This week, civil liberties veteran David Davis MP was censored for the first time in his 35-year political career. His rousing speech against domestic vaccine passports was deleted from Big Brother Watch’s YouTube channel for “contradicting expert consensus” of health authorities and the World Health Organisation.
Freedom of speech has never been limited to the consensus of authorities – except perhaps in North Korea, or China, where freedom of speech means only the freedom to support the will of your government. In a genuine democracy, freedom of expression means precisely the freedom to challenge authorities. But that conceptualisation of free speech is dying a slow death in the madness of our authoritarian online world.
China would be proud. Particularly when the Big Tech companies decided to suppress discussions of the idea that Covid-19 might have originated in a Wuhan lab. Former head of MI6, Sir Richard Dearlove, told this newspaper last June that a lab leak was a plausible possibility – yet scientists, pundits and citizens expressing the same on social media were censored and banned for spreading “misinformation”. A year later, the lab leak theory is now publicly acknowledged as one taken seriously by the intelligence community.
Incidentally, YouTube’s censorship of David Davis comes one year after social media companies suppressed mention of Hunter Biden’s embarrassing laptop contents, allegedly revealing that he sold access and influence while his father was Vice President. The social media blackout of the story on the altar of “disinformation”, a claim that was never substantiated, could have affected the US election and thus the course of history.
It is not the first time Silicon Valley’s panicked, and often politicised, policing of speech has cast a post-truth net over the public forum. At the start of the pandemic, Facebook banned claims that masks were an effective protection against the transmission of Covid, asserting that such claims were harmful “misinformation”. Months later, they started banning those who claimed masks were not significantly effective.
A handful of companies now control the speech rules of billions of people worldwide. They have censored British politicians, potentially affected US elections, and withheld public health information, all on the ever-fluctuating altar of “misinformation”. They have even acted in concert to ban a serving president from the online public square.
Yet, the presiding moral panic seems to focus more on what our Big Tech overlords should do to control speech online – not what they need to do to protect our dying culture of free speech. That’s because in the current era of safetyism, free speech has been recast as a danger to democracy, and company bosses as omniscient gods who have a responsibility to protect us from the words of our peers – even our politicians. The truth is, freedom of speech is the foundation of democracy, and it is crumbling beneath our feet.
The government is only too keen to expand the speech-policing role of tech companies, imposing a legal duty on them in the Online Safety Bill specifically to monitor and suppress lawful speech that could be deemed “harmful”. It is a censors’ charter that abandons the rule of law in favour of corporate speech control.
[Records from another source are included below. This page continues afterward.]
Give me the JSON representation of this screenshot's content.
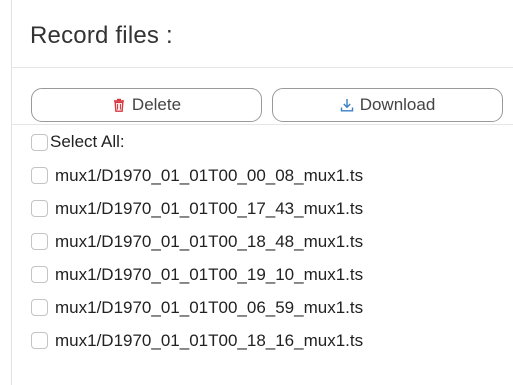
{
  "header": {
    "title": "Record files :"
  },
  "toolbar": {
    "delete_label": "Delete",
    "download_label": "Download",
    "delete_icon": "trash-icon",
    "download_icon": "download-icon",
    "delete_color": "#d9363e",
    "download_color": "#3a7fc4"
  },
  "list": {
    "select_all_label": "Select All:",
    "files": [
      "mux1/D1970_01_01T00_00_08_mux1.ts",
      "mux1/D1970_01_01T00_17_43_mux1.ts",
      "mux1/D1970_01_01T00_18_48_mux1.ts",
      "mux1/D1970_01_01T00_19_10_mux1.ts",
      "mux1/D1970_01_01T00_06_59_mux1.ts",
      "mux1/D1970_01_01T00_18_16_mux1.ts"
    ]
  }
}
It was only by threatening YouTube’s reputation, and embarrassing the company in the press with this latest incident of censorship, that our video of Davis’ brilliant speech was reinstated on our channel. But those who don’t have the platform to stand up to the company are being silenced in silence. This has to be a wake-up call that free speech is under severe threat online and it is our duty to protect it.
Silkie Carlo is the Director of Big Brother Watch